**Task objective**
State how many lines of the entries hold the string "JSON", and nothing more.

Collected data:
================================

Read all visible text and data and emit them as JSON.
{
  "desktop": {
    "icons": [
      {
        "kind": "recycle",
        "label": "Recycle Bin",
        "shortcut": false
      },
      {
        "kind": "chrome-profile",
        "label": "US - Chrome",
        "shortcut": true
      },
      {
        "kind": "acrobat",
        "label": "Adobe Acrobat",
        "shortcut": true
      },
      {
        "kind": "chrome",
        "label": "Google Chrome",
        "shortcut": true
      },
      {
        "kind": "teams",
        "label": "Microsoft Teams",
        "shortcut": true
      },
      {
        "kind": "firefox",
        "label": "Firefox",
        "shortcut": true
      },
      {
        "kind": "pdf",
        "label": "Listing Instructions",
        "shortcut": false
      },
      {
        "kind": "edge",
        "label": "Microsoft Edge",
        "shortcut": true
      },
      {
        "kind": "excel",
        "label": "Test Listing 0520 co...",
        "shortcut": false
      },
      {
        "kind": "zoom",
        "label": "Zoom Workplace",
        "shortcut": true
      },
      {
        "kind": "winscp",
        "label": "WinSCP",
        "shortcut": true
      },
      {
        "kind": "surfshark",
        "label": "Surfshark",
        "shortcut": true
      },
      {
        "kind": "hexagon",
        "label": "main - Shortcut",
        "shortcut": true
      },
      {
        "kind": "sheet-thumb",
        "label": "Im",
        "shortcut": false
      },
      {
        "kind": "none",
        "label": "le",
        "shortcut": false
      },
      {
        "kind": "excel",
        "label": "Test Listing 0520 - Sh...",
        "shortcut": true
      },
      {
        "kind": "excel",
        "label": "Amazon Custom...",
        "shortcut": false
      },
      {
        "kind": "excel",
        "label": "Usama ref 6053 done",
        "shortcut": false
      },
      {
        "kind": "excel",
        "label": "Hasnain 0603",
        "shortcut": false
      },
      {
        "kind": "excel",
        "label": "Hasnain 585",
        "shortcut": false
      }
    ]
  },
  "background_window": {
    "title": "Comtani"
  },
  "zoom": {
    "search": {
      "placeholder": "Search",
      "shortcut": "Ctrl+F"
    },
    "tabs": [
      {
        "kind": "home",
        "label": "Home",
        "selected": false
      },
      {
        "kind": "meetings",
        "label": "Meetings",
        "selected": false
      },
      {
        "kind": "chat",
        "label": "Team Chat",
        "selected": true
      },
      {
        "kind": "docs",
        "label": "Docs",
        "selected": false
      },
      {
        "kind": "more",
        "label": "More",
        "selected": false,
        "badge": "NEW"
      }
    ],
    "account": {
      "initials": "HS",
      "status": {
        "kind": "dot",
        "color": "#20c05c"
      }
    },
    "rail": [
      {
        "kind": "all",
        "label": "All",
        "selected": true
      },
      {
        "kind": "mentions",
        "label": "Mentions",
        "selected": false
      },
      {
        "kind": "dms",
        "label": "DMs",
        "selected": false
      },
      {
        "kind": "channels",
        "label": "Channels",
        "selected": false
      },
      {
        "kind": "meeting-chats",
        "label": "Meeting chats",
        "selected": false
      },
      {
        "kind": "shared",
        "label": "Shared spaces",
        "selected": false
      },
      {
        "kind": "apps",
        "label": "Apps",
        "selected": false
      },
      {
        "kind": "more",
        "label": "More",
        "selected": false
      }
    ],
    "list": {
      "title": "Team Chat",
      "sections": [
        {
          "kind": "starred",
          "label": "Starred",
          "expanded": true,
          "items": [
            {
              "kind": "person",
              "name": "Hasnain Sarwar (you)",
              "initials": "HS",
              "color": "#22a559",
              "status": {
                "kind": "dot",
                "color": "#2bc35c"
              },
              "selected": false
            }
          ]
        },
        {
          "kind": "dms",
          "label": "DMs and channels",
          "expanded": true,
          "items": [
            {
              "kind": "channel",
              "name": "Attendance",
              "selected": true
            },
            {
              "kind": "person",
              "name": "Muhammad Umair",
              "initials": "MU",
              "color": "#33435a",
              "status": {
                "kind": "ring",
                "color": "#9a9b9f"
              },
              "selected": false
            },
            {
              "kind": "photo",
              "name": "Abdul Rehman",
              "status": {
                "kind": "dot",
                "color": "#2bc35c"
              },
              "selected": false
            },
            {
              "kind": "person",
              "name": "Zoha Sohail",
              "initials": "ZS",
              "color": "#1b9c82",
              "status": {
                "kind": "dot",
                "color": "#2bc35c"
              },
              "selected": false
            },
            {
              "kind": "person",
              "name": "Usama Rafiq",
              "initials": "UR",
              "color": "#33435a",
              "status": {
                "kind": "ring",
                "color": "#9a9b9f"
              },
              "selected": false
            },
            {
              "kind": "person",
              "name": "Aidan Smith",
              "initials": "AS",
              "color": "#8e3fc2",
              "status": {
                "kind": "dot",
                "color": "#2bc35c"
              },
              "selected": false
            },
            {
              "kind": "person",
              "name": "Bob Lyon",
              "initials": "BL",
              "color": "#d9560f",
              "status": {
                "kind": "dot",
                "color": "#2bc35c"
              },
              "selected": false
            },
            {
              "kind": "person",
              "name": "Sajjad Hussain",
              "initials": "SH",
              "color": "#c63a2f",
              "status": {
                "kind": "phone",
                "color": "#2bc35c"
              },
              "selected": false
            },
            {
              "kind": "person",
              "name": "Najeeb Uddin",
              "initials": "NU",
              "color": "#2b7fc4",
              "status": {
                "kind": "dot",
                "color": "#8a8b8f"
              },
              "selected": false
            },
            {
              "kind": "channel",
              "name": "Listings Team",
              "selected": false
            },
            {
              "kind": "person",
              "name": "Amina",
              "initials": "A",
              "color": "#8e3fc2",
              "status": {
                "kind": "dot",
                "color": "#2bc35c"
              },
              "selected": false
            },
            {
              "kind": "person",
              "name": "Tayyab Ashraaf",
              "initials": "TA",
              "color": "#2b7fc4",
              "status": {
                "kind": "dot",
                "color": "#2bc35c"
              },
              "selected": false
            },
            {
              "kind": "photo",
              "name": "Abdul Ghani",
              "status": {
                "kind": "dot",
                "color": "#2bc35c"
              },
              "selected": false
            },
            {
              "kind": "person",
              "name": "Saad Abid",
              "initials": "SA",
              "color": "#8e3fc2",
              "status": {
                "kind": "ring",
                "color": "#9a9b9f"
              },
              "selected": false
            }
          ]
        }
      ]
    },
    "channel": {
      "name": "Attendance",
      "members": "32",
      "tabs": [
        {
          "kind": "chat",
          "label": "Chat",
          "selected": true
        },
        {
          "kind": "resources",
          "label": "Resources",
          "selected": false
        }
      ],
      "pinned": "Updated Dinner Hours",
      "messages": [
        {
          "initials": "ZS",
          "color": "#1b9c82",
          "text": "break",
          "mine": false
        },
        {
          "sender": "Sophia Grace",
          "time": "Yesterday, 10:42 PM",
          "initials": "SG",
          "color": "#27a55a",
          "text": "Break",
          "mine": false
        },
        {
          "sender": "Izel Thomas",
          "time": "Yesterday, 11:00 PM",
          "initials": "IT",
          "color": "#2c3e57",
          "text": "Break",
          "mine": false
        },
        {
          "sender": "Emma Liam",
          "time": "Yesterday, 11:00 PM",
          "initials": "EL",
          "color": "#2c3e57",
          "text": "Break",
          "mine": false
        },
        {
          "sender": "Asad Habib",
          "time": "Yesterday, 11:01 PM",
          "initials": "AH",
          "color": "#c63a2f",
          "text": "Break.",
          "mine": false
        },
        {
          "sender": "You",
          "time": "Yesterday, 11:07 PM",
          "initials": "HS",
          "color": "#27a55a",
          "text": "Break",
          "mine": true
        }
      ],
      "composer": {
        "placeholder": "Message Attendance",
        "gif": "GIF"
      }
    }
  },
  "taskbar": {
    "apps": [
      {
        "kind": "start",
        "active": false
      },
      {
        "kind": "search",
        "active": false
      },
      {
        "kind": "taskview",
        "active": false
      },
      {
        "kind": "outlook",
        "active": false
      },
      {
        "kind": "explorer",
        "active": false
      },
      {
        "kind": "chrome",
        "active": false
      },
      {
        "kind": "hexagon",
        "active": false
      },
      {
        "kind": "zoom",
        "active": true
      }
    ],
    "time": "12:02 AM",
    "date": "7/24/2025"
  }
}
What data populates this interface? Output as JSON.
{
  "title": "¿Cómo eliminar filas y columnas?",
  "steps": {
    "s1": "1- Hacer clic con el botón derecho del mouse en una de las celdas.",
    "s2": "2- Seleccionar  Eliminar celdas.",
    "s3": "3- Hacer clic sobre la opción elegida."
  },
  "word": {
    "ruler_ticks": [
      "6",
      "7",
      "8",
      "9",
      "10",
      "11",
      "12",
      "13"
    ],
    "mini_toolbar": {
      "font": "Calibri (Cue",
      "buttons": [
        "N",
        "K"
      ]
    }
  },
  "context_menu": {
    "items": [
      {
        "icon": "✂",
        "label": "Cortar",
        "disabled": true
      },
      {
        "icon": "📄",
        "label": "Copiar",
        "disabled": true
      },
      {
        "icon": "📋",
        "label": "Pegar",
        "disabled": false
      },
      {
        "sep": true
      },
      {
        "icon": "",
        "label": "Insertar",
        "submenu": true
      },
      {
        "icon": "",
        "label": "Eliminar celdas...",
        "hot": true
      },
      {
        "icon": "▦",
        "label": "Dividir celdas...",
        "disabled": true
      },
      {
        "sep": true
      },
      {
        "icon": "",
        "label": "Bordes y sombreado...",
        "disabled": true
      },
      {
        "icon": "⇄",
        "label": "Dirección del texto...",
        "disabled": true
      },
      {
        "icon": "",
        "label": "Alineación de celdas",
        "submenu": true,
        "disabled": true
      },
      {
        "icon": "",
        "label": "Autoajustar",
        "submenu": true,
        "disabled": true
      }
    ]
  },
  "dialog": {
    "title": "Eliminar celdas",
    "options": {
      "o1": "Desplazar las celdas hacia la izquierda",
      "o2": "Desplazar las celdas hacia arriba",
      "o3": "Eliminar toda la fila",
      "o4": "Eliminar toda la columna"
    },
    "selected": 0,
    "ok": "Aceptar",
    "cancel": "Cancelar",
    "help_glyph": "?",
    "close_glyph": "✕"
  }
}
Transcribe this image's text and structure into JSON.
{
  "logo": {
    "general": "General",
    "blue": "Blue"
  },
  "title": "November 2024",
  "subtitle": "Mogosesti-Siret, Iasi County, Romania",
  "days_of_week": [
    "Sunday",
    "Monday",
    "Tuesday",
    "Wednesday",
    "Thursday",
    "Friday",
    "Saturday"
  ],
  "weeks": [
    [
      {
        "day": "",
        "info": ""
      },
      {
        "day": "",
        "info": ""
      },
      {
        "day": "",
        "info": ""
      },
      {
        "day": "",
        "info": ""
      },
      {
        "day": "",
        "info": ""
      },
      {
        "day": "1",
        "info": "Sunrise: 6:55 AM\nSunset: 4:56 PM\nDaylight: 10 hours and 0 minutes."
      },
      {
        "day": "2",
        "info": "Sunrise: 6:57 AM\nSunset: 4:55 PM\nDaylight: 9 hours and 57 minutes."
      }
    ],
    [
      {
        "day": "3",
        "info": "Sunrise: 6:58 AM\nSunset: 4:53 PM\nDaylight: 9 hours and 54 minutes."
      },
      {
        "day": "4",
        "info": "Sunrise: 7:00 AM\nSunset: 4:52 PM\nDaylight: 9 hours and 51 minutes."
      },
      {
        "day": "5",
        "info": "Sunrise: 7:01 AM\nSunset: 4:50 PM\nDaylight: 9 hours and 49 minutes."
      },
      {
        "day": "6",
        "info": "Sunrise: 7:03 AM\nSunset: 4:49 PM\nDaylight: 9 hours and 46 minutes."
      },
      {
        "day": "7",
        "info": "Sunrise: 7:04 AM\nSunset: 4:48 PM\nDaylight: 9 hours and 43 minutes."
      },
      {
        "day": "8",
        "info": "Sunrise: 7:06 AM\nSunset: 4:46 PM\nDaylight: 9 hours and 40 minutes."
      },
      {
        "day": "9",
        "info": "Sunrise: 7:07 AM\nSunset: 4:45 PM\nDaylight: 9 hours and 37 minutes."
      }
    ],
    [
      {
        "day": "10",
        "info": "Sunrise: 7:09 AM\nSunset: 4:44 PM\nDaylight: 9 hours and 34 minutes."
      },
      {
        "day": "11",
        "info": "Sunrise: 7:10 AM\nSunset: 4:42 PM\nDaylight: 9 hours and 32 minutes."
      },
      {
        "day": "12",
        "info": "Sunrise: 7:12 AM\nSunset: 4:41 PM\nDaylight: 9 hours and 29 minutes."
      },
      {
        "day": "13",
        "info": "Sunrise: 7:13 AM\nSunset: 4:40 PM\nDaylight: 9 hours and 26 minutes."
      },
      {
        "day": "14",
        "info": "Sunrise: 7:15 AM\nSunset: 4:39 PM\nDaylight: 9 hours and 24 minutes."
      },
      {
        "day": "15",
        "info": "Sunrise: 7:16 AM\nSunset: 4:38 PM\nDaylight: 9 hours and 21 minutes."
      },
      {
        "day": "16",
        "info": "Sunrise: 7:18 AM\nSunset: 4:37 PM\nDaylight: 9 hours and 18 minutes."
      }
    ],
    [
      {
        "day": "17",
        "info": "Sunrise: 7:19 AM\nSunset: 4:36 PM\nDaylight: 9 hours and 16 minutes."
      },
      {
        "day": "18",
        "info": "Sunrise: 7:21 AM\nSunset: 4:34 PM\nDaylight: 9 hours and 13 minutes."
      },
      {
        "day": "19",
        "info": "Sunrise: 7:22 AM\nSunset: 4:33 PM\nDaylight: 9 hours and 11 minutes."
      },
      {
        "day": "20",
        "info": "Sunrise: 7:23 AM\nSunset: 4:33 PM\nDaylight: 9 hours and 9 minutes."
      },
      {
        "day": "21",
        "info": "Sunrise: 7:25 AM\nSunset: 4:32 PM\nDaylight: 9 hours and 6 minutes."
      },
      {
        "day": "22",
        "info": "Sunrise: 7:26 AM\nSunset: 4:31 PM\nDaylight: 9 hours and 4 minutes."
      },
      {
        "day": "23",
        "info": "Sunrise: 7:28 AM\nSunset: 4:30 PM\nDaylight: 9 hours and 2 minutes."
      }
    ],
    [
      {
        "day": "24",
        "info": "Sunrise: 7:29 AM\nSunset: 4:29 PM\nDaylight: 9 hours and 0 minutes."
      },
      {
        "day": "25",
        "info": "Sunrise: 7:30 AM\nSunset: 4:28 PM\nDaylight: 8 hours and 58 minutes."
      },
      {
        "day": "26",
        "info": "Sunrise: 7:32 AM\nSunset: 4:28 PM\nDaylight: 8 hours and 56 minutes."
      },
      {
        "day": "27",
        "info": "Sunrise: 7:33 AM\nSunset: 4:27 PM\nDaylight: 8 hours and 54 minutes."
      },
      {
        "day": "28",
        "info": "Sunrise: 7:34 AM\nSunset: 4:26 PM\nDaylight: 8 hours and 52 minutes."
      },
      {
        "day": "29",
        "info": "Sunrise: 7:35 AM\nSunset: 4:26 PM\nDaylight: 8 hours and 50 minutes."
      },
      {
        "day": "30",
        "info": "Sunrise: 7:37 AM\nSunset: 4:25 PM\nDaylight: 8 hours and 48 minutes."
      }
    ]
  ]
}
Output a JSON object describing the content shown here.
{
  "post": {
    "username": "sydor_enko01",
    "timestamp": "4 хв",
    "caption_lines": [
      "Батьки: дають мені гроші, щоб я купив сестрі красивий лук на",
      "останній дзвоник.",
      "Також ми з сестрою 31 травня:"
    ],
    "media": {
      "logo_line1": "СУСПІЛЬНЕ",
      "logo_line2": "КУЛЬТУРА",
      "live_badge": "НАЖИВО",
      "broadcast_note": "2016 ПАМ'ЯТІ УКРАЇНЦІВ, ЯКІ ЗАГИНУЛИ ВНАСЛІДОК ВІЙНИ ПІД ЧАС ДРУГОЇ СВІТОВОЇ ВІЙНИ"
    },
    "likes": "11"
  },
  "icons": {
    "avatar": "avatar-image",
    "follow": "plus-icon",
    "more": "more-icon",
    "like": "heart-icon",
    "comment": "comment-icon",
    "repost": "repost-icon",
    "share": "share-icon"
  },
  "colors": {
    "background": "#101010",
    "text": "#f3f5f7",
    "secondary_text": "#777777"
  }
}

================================

**Solution to this exercise**
4